After completing her undergraduate degree in Applied Biology (specialising in Microbiology), Amy worked for an Agricultural company involved in efficacy and toxicity testing of pesticides. She then joined Professor Mark Darlison in the Signal Transduction laboratory at Nottingham Trent University where she undertook a PhD investigating the molecular signalling cascades involved in learning and memory in the Zebra finch.
Following completion of her PhD in 2010, Amy began work at Edinburgh Napier University as an online lecturer, which quickly evolved into a full-time teaching position. Amy is now the route leader for 3rd and 4th year undergraduate Biomedical Science and her current teaching is focussed in her area of expertise (molecular biology), which she teaches at both undergraduate, and postgraduate levels.

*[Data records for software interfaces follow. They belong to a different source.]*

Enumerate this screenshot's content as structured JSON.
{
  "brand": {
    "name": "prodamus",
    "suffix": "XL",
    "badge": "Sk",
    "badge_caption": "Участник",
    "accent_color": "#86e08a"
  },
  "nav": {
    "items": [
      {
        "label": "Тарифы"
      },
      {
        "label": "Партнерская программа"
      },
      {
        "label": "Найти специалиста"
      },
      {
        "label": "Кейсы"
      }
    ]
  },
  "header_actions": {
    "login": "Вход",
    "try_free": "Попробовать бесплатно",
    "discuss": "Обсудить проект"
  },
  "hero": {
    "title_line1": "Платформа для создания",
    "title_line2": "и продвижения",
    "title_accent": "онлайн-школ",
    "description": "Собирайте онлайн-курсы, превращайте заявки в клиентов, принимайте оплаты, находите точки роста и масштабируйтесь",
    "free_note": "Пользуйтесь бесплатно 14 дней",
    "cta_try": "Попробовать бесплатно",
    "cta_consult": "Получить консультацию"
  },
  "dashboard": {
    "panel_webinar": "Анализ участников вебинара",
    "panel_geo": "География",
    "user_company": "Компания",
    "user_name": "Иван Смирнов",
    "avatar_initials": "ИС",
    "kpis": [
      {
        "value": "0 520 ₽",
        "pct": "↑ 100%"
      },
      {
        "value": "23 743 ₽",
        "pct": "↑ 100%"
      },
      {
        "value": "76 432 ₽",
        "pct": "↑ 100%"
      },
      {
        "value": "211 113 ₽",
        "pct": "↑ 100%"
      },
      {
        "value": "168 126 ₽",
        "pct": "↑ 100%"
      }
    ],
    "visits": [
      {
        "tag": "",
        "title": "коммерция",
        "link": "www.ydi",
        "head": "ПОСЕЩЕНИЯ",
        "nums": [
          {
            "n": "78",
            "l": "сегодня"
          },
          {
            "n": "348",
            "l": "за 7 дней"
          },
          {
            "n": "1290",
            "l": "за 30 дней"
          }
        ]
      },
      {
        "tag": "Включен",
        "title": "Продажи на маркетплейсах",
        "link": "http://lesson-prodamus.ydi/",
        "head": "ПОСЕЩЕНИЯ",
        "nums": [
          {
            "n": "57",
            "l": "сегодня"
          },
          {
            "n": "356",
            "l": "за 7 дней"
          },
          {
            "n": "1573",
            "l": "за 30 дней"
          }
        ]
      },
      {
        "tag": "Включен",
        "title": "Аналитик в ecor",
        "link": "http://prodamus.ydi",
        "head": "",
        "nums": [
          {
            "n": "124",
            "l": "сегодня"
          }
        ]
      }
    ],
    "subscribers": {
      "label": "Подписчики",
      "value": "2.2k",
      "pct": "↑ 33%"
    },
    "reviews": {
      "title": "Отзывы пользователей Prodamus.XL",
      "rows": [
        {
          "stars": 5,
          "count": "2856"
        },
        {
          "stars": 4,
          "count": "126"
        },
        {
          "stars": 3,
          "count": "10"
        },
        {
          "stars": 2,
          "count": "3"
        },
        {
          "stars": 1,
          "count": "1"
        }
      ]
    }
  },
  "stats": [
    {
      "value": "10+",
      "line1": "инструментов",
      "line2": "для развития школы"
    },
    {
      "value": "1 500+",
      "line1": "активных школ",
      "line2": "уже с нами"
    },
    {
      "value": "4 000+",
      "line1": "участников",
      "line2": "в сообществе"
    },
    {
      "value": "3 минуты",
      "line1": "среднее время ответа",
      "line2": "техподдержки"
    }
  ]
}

Amy maintained a research collaboration with the late Professor Darlison in the field of neurobiology and has since formed strong collaborative links at Edinburgh Napier University with Dr Jenny Fraser and Professor Mick Rae. Amy is the principle investigator of several projects including the molecular mechanisms underlying penumbral evolution in stroke and neuroendocrine differentiation in castrate-resistant prostate cancer. She has a number of successful MRes and PhD completions. A more recent project, in collaboration with Professor Rae is focussed on steroid excess in prenatal programming.